> [Work request]
When copying the records below, omit any image and print everything else exactly.

_ _ _ _

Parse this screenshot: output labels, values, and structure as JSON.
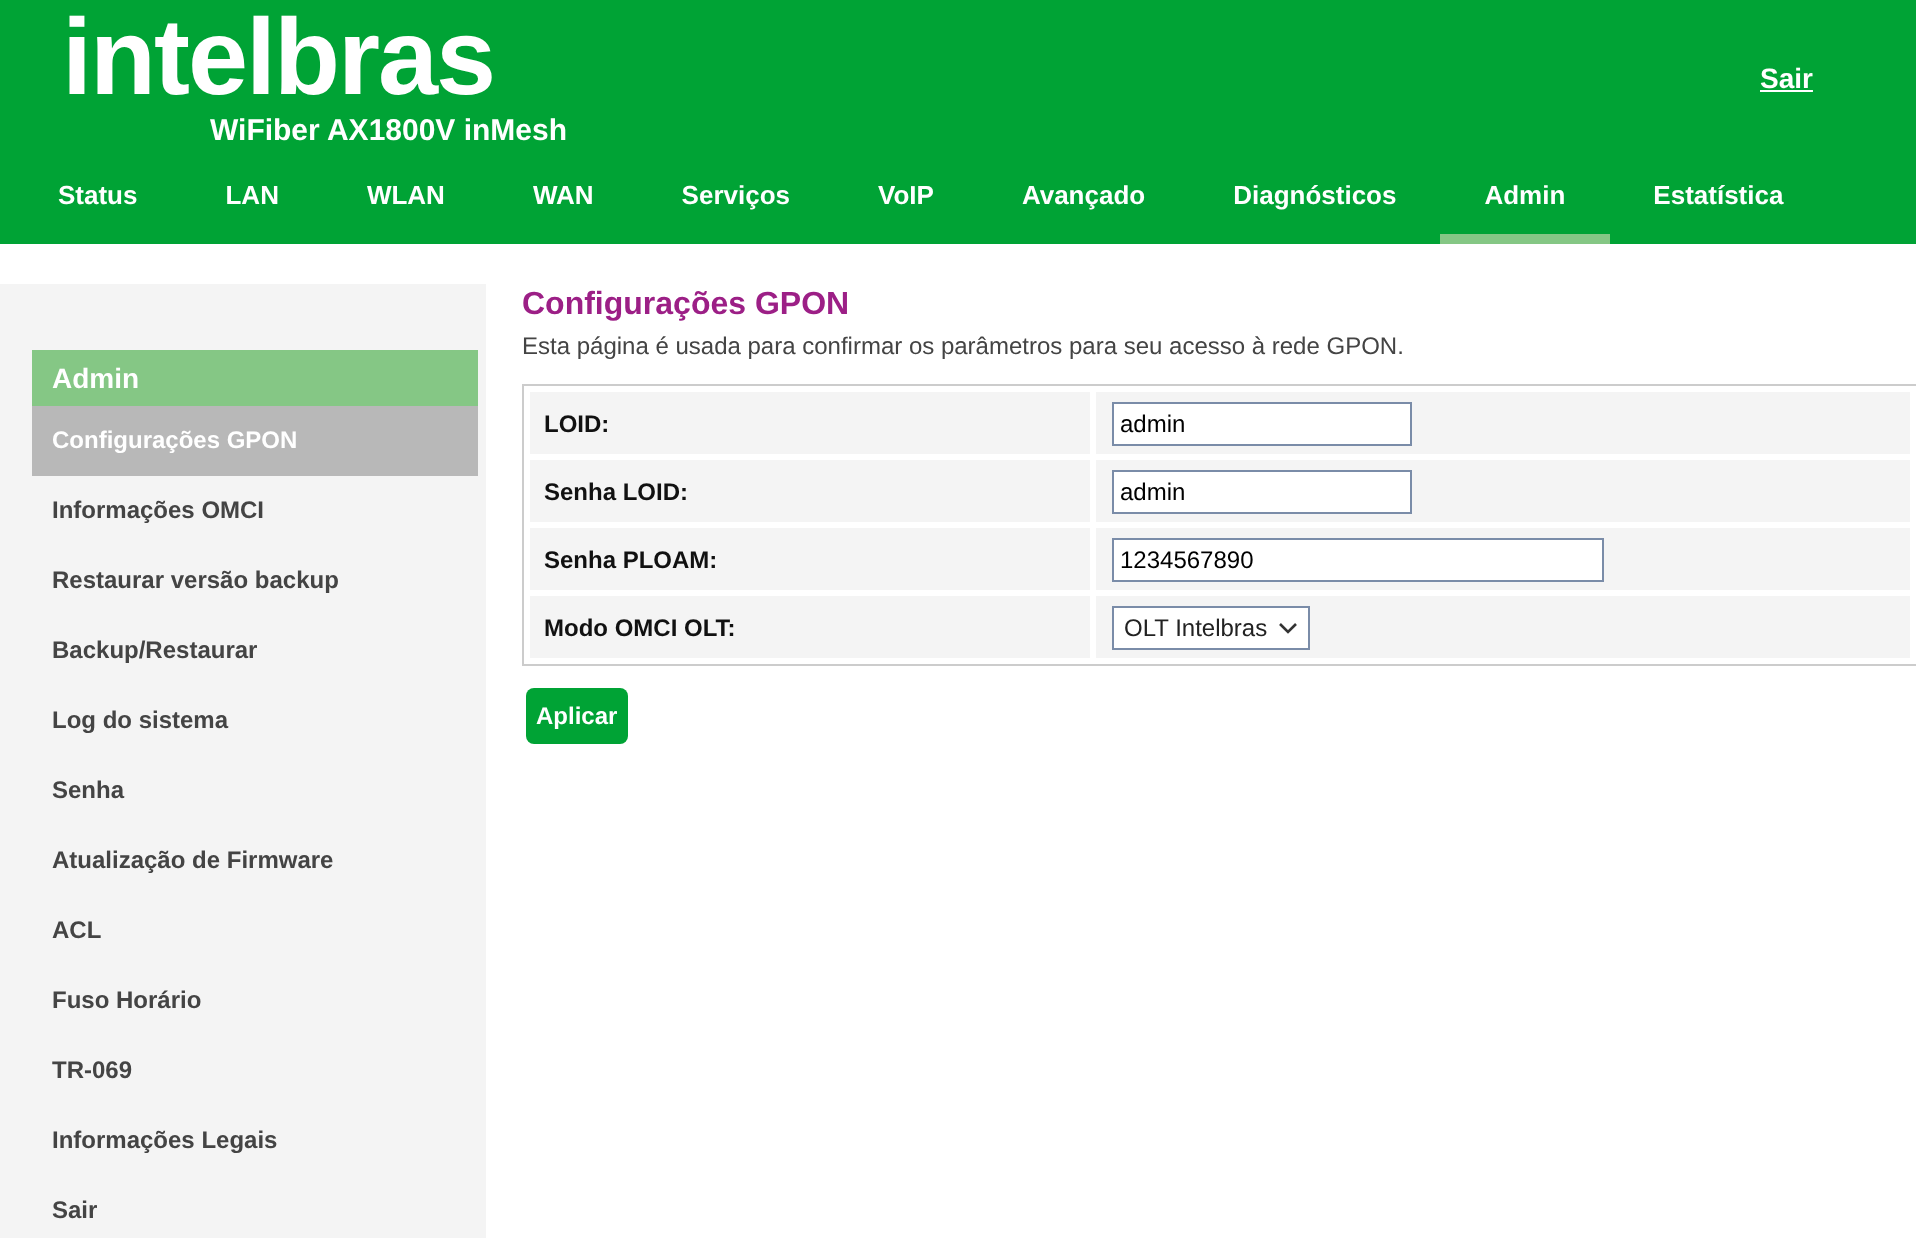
{
  "header": {
    "logo": "intelbras",
    "model": "WiFiber AX1800V inMesh",
    "logout": "Sair"
  },
  "tabs": [
    {
      "label": "Status",
      "selected": false
    },
    {
      "label": "LAN",
      "selected": false
    },
    {
      "label": "WLAN",
      "selected": false
    },
    {
      "label": "WAN",
      "selected": false
    },
    {
      "label": "Serviços",
      "selected": false
    },
    {
      "label": "VoIP",
      "selected": false
    },
    {
      "label": "Avançado",
      "selected": false
    },
    {
      "label": "Diagnósticos",
      "selected": false
    },
    {
      "label": "Admin",
      "selected": true
    },
    {
      "label": "Estatística",
      "selected": false
    }
  ],
  "sidebar": {
    "title": "Admin",
    "items": [
      {
        "label": "Configurações GPON",
        "selected": true
      },
      {
        "label": "Informações OMCI",
        "selected": false
      },
      {
        "label": "Restaurar versão backup",
        "selected": false
      },
      {
        "label": "Backup/Restaurar",
        "selected": false
      },
      {
        "label": "Log do sistema",
        "selected": false
      },
      {
        "label": "Senha",
        "selected": false
      },
      {
        "label": "Atualização de Firmware",
        "selected": false
      },
      {
        "label": "ACL",
        "selected": false
      },
      {
        "label": "Fuso Horário",
        "selected": false
      },
      {
        "label": "TR-069",
        "selected": false
      },
      {
        "label": "Informações Legais",
        "selected": false
      },
      {
        "label": "Sair",
        "selected": false
      }
    ]
  },
  "page": {
    "title": "Configurações GPON",
    "description": "Esta página é usada para confirmar os parâmetros para seu acesso à rede GPON."
  },
  "form": [
    {
      "label": "LOID:",
      "kind": "text",
      "value": "admin"
    },
    {
      "label": "Senha LOID:",
      "kind": "text",
      "value": "admin"
    },
    {
      "label": "Senha PLOAM:",
      "kind": "wide-text",
      "value": "1234567890"
    },
    {
      "label": "Modo OMCI OLT:",
      "kind": "select",
      "value": "OLT Intelbras"
    }
  ],
  "buttons": [
    "Aplicar"
  ]
}
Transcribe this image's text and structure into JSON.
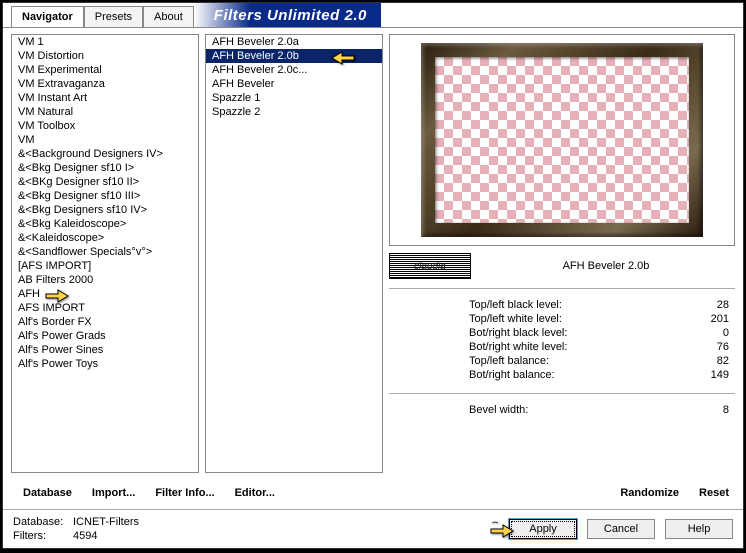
{
  "tabs": {
    "navigator": "Navigator",
    "presets": "Presets",
    "about": "About"
  },
  "title": "Filters Unlimited 2.0",
  "categories": [
    "VM 1",
    "VM Distortion",
    "VM Experimental",
    "VM Extravaganza",
    "VM Instant Art",
    "VM Natural",
    "VM Toolbox",
    "VM",
    "&<Background Designers IV>",
    "&<Bkg Designer sf10 I>",
    "&<BKg Designer sf10 II>",
    "&<Bkg Designer sf10 III>",
    "&<Bkg Designers sf10 IV>",
    "&<Bkg Kaleidoscope>",
    "&<Kaleidoscope>",
    "&<Sandflower Specials°v°>",
    "[AFS IMPORT]",
    "AB Filters 2000",
    "AFH",
    "AFS IMPORT",
    "Alf's Border FX",
    "Alf's Power Grads",
    "Alf's Power Sines",
    "Alf's Power Toys"
  ],
  "categories_selected_index": 18,
  "filters": [
    "AFH Beveler 2.0a",
    "AFH Beveler 2.0b",
    "AFH Beveler 2.0c...",
    "AFH Beveler",
    "Spazzle 1",
    "Spazzle 2"
  ],
  "filters_selected_index": 1,
  "filter_title": "AFH Beveler 2.0b",
  "logo_text": "claudia",
  "params": [
    {
      "label": "Top/left black level:",
      "value": "28"
    },
    {
      "label": "Top/left white level:",
      "value": "201"
    },
    {
      "label": "Bot/right black level:",
      "value": "0"
    },
    {
      "label": "Bot/right white level:",
      "value": "76"
    },
    {
      "label": "Top/left balance:",
      "value": "82"
    },
    {
      "label": "Bot/right balance:",
      "value": "149"
    }
  ],
  "bevel_param": {
    "label": "Bevel width:",
    "value": "8"
  },
  "buttons": {
    "database": "Database",
    "import": "Import...",
    "filter_info": "Filter Info...",
    "editor": "Editor...",
    "randomize": "Randomize",
    "reset": "Reset",
    "apply": "Apply",
    "cancel": "Cancel",
    "help": "Help"
  },
  "status": {
    "database_label": "Database:",
    "database_value": "ICNET-Filters",
    "filters_label": "Filters:",
    "filters_value": "4594"
  }
}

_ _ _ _

> [Answer area]
Parse this screenshot: output labels, values, and structure as JSON.
{
  "header": {
    "logo": "intelbras",
    "model": "WiFiber AX1800V inMesh",
    "logout": "Sair"
  },
  "tabs": [
    {
      "label": "Status",
      "selected": false
    },
    {
      "label": "LAN",
      "selected": false
    },
    {
      "label": "WLAN",
      "selected": false
    },
    {
      "label": "WAN",
      "selected": false
    },
    {
      "label": "Serviços",
      "selected": false
    },
    {
      "label": "VoIP",
      "selected": false
    },
    {
      "label": "Avançado",
      "selected": false
    },
    {
      "label": "Diagnósticos",
      "selected": false
    },
    {
      "label": "Admin",
      "selected": true
    },
    {
      "label": "Estatística",
      "selected": false
    }
  ],
  "sidebar": {
    "title": "Admin",
    "items": [
      {
        "label": "Configurações GPON",
        "selected": true
      },
      {
        "label": "Informações OMCI",
        "selected": false
      },
      {
        "label": "Restaurar versão backup",
        "selected": false
      },
      {
        "label": "Backup/Restaurar",
        "selected": false
      },
      {
        "label": "Log do sistema",
        "selected": false
      },
      {
        "label": "Senha",
        "selected": false
      },
      {
        "label": "Atualização de Firmware",
        "selected": false
      },
      {
        "label": "ACL",
        "selected": false
      },
      {
        "label": "Fuso Horário",
        "selected": false
      },
      {
        "label": "TR-069",
        "selected": false
      },
      {
        "label": "Informações Legais",
        "selected": false
      },
      {
        "label": "Sair",
        "selected": false
      }
    ]
  },
  "page": {
    "title": "Configurações GPON",
    "description": "Esta página é usada para confirmar os parâmetros para seu acesso à rede GPON."
  },
  "form": [
    {
      "label": "LOID:",
      "kind": "text",
      "value": "admin"
    },
    {
      "label": "Senha LOID:",
      "kind": "text",
      "value": "admin"
    },
    {
      "label": "Senha PLOAM:",
      "kind": "wide-text",
      "value": "1234567890"
    },
    {
      "label": "Modo OMCI OLT:",
      "kind": "select",
      "value": "OLT Intelbras"
    }
  ],
  "buttons": [
    "Aplicar"
  ]
}
Transcribe this image's text and structure into JSON.
{
  "tabs": {
    "navigator": "Navigator",
    "presets": "Presets",
    "about": "About"
  },
  "title": "Filters Unlimited 2.0",
  "categories": [
    "VM 1",
    "VM Distortion",
    "VM Experimental",
    "VM Extravaganza",
    "VM Instant Art",
    "VM Natural",
    "VM Toolbox",
    "VM",
    "&<Background Designers IV>",
    "&<Bkg Designer sf10 I>",
    "&<BKg Designer sf10 II>",
    "&<Bkg Designer sf10 III>",
    "&<Bkg Designers sf10 IV>",
    "&<Bkg Kaleidoscope>",
    "&<Kaleidoscope>",
    "&<Sandflower Specials°v°>",
    "[AFS IMPORT]",
    "AB Filters 2000",
    "AFH",
    "AFS IMPORT",
    "Alf's Border FX",
    "Alf's Power Grads",
    "Alf's Power Sines",
    "Alf's Power Toys"
  ],
  "categories_selected_index": 18,
  "filters": [
    "AFH Beveler 2.0a",
    "AFH Beveler 2.0b",
    "AFH Beveler 2.0c...",
    "AFH Beveler",
    "Spazzle 1",
    "Spazzle 2"
  ],
  "filters_selected_index": 1,
  "filter_title": "AFH Beveler 2.0b",
  "logo_text": "claudia",
  "params": [
    {
      "label": "Top/left black level:",
      "value": "28"
    },
    {
      "label": "Top/left white level:",
      "value": "201"
    },
    {
      "label": "Bot/right black level:",
      "value": "0"
    },
    {
      "label": "Bot/right white level:",
      "value": "76"
    },
    {
      "label": "Top/left balance:",
      "value": "82"
    },
    {
      "label": "Bot/right balance:",
      "value": "149"
    }
  ],
  "bevel_param": {
    "label": "Bevel width:",
    "value": "8"
  },
  "buttons": {
    "database": "Database",
    "import": "Import...",
    "filter_info": "Filter Info...",
    "editor": "Editor...",
    "randomize": "Randomize",
    "reset": "Reset",
    "apply": "Apply",
    "cancel": "Cancel",
    "help": "Help"
  },
  "status": {
    "database_label": "Database:",
    "database_value": "ICNET-Filters",
    "filters_label": "Filters:",
    "filters_value": "4594"
  }
}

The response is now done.